* What you will do
Scan the data. Collect each line that contains the word "version".

+++ Working data

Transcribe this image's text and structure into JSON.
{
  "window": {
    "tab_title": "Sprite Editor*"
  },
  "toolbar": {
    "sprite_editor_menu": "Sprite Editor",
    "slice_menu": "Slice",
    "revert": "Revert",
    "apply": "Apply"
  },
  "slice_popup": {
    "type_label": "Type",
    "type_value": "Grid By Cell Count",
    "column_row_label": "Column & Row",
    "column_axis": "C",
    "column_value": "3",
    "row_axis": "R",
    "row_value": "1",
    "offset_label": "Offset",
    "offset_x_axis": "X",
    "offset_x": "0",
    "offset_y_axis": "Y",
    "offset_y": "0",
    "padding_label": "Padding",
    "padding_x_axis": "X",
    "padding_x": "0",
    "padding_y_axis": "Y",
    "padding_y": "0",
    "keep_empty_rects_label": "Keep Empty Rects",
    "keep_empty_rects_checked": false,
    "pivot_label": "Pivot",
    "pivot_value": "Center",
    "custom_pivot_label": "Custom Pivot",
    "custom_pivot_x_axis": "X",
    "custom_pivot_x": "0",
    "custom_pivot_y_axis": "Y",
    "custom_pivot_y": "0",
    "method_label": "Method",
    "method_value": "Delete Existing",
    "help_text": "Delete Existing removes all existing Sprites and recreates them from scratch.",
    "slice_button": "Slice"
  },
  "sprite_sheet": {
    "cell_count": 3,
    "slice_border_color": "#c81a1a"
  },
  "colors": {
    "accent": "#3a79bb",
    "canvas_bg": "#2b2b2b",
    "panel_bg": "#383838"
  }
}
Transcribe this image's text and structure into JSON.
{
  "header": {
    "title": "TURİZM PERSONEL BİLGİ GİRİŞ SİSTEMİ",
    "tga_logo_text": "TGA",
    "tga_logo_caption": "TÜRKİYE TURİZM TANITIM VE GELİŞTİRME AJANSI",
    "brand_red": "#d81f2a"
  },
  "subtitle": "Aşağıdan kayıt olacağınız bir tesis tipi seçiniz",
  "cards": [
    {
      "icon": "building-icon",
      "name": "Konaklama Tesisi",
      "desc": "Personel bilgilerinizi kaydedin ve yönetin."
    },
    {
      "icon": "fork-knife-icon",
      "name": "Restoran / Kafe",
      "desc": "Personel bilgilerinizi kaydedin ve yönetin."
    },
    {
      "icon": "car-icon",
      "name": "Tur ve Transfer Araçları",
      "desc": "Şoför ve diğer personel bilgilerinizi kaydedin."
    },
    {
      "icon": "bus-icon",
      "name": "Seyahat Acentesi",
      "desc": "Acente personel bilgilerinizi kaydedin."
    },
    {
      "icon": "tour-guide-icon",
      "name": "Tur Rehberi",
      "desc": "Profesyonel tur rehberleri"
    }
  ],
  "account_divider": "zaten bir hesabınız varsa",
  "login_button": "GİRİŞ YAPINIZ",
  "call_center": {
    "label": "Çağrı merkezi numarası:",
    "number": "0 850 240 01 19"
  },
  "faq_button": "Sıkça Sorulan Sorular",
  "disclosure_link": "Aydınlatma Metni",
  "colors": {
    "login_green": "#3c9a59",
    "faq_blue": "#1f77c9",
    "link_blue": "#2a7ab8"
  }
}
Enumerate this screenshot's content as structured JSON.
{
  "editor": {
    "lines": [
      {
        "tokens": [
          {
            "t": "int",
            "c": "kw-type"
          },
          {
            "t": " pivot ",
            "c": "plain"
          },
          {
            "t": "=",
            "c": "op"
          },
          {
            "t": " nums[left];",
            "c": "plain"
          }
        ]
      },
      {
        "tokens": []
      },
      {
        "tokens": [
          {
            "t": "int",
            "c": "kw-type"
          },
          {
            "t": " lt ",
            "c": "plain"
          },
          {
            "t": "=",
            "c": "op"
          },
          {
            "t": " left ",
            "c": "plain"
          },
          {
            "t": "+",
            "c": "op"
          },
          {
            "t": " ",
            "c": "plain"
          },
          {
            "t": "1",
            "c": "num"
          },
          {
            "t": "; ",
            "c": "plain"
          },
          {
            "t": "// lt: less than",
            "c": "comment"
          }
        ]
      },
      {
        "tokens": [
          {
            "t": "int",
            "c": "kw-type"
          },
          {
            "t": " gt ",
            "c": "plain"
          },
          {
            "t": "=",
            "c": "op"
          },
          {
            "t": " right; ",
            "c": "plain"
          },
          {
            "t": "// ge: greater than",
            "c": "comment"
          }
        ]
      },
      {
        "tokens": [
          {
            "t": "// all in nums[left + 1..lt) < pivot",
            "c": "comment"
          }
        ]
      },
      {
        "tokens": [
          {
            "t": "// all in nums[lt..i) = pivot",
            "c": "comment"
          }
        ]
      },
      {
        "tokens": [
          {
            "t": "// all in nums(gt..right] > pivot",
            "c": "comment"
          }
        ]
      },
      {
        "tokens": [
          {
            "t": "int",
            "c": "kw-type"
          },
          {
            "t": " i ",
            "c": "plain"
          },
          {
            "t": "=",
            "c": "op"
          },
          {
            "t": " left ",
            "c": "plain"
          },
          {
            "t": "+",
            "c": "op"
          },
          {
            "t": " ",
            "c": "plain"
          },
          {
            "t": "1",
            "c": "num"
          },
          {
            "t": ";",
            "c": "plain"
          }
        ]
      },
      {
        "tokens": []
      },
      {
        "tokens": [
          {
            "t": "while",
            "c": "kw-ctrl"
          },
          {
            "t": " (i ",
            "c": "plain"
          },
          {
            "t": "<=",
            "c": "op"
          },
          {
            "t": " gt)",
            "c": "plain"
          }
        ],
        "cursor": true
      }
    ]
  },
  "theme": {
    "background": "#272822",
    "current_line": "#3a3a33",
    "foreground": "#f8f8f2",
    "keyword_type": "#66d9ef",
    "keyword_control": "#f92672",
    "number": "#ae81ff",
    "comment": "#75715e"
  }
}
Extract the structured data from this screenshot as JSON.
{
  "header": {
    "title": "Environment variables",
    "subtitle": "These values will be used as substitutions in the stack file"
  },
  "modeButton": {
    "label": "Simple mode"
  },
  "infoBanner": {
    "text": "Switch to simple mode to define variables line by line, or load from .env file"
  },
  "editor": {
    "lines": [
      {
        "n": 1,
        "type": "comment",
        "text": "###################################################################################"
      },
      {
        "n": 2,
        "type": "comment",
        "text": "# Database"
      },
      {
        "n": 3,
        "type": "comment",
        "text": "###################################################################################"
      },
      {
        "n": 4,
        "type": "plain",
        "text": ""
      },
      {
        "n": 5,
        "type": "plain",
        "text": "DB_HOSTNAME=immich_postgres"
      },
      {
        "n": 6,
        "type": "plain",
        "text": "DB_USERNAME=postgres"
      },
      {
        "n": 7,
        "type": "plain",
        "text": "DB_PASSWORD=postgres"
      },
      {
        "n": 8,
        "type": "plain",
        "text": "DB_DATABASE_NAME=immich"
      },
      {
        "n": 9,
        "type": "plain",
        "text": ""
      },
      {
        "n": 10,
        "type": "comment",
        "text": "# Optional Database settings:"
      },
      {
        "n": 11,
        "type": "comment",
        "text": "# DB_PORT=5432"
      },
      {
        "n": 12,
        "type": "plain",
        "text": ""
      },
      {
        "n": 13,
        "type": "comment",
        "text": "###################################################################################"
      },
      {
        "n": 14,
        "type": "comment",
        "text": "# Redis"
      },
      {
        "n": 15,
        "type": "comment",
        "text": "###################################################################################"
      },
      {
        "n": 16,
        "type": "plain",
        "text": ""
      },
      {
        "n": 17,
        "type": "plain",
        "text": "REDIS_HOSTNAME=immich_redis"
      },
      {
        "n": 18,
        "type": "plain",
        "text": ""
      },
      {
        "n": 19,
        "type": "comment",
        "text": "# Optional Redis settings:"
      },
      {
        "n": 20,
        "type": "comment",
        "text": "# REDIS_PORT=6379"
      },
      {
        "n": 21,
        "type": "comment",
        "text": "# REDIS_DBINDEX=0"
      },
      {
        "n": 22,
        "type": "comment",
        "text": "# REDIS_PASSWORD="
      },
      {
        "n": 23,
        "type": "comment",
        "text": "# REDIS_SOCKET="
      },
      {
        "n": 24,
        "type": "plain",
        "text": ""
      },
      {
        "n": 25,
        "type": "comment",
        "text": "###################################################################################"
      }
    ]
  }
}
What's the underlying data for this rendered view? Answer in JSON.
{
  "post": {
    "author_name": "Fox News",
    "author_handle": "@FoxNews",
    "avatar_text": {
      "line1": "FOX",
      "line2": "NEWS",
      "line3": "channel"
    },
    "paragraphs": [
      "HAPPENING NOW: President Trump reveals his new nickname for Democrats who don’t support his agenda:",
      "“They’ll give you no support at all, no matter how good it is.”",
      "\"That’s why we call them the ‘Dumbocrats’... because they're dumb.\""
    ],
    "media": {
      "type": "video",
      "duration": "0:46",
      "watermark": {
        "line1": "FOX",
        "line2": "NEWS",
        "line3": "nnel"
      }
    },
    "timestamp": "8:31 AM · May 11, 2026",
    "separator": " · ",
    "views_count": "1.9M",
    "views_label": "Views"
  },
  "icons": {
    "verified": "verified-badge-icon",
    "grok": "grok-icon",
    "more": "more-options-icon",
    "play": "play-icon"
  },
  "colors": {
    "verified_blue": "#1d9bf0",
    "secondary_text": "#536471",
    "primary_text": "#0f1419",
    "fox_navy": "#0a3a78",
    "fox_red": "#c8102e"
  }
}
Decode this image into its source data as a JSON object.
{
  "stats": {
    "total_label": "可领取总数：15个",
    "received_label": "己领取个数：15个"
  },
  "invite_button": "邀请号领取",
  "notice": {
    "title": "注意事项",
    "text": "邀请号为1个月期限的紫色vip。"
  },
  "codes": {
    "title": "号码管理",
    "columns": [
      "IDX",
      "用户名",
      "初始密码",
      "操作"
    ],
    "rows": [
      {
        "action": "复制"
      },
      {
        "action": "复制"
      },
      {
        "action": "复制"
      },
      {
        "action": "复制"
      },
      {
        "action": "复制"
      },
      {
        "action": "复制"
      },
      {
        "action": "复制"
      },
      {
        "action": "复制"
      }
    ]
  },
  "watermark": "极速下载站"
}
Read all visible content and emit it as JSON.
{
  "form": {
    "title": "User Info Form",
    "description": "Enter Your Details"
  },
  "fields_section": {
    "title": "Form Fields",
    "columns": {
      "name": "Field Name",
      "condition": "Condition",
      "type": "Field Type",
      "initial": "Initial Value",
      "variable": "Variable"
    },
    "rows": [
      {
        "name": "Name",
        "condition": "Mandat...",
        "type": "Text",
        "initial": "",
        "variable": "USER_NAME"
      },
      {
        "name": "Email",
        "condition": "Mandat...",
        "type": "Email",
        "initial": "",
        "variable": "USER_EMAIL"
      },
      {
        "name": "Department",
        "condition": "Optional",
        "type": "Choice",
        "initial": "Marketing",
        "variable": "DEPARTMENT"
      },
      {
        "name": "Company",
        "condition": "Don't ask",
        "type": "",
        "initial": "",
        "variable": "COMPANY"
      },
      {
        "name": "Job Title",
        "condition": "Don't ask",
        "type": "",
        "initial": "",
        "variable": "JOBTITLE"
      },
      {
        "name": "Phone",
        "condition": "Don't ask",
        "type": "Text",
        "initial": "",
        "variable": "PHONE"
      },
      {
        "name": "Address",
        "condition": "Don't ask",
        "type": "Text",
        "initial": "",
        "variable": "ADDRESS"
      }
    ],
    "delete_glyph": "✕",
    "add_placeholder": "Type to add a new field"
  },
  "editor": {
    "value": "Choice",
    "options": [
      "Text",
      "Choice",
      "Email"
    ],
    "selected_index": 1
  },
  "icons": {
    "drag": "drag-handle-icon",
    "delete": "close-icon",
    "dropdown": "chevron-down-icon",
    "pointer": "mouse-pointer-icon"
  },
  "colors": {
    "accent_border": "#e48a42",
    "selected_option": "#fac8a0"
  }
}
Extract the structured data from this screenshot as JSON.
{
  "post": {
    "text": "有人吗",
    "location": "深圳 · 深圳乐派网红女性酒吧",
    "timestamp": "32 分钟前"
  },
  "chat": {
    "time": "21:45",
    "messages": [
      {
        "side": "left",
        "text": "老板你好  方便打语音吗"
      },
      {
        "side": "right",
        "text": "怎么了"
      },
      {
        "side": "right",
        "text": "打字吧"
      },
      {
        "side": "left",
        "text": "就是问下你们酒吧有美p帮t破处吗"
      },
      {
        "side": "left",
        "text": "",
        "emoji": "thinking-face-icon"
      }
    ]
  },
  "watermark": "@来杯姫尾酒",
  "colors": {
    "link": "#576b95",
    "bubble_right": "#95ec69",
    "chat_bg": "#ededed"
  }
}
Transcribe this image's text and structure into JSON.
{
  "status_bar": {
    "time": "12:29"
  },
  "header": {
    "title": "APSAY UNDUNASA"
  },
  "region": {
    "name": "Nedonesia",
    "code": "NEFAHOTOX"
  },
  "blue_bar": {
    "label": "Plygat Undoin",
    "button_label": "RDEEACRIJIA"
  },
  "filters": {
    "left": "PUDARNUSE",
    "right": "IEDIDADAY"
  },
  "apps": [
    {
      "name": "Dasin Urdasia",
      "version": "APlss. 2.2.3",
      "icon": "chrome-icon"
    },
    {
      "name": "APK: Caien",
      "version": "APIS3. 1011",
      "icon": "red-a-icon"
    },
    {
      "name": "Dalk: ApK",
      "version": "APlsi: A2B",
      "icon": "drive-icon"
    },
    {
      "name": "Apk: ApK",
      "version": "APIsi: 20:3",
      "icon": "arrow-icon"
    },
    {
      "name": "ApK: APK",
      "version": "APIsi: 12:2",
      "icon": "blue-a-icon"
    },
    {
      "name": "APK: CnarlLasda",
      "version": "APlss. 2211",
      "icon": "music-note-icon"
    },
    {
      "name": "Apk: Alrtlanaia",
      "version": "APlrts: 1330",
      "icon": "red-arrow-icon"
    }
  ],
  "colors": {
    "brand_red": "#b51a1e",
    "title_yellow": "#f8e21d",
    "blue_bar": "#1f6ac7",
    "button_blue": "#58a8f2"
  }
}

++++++

* Reply
      "version": "APlss. 2.2.3",
      "version": "APIS3. 1011",
      "version": "APlsi: A2B",
      "version": "APIsi: 20:3",
      "version": "APIsi: 12:2",
      "version": "APlss. 2211",
      "version": "APlrts: 1330",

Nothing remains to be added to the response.